*Problem*.
Restate the following records word for word without images.

Stored data entries:

━━━━

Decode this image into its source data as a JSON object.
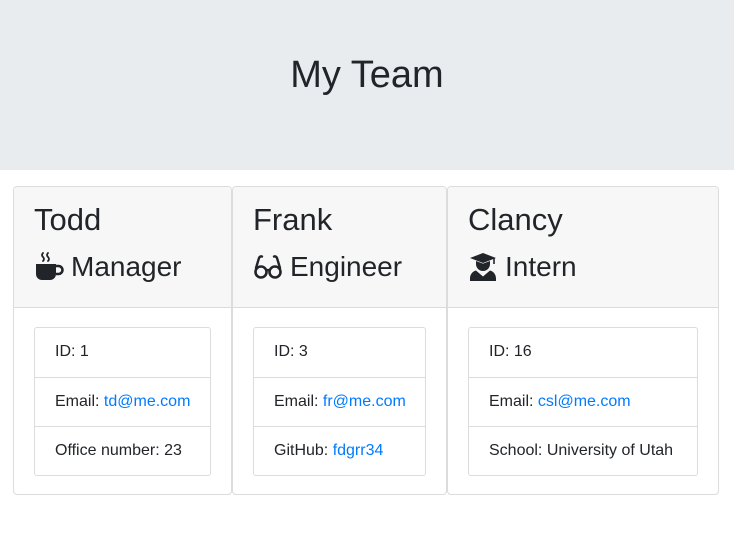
{
  "header": {
    "title": "My Team"
  },
  "colors": {
    "link": "#007bff",
    "jumbotron_bg": "#e9ecef",
    "card_header_bg": "#f7f7f7"
  },
  "cards": [
    {
      "name": "Todd",
      "role": "Manager",
      "role_icon": "coffee-mug-icon",
      "id_text": "ID: 1",
      "email_label": "Email: ",
      "email": "td@me.com",
      "extra_text": "Office number: 23"
    },
    {
      "name": "Frank",
      "role": "Engineer",
      "role_icon": "glasses-icon",
      "id_text": "ID: 3",
      "email_label": "Email: ",
      "email": "fr@me.com",
      "extra_label": "GitHub: ",
      "extra_link": "fdgrr34"
    },
    {
      "name": "Clancy",
      "role": "Intern",
      "role_icon": "graduate-icon",
      "id_text": "ID: 16",
      "email_label": "Email: ",
      "email": "csl@me.com",
      "extra_text": "School: University of Utah"
    }
  ]
}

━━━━

*Worked solution*.
Decode this image into its source data as a JSON object.
{
  "header": {
    "title": "My Team"
  },
  "colors": {
    "link": "#007bff",
    "jumbotron_bg": "#e9ecef",
    "card_header_bg": "#f7f7f7"
  },
  "cards": [
    {
      "name": "Todd",
      "role": "Manager",
      "role_icon": "coffee-mug-icon",
      "id_text": "ID: 1",
      "email_label": "Email: ",
      "email": "td@me.com",
      "extra_text": "Office number: 23"
    },
    {
      "name": "Frank",
      "role": "Engineer",
      "role_icon": "glasses-icon",
      "id_text": "ID: 3",
      "email_label": "Email: ",
      "email": "fr@me.com",
      "extra_label": "GitHub: ",
      "extra_link": "fdgrr34"
    },
    {
      "name": "Clancy",
      "role": "Intern",
      "role_icon": "graduate-icon",
      "id_text": "ID: 16",
      "email_label": "Email: ",
      "email": "csl@me.com",
      "extra_text": "School: University of Utah"
    }
  ]
}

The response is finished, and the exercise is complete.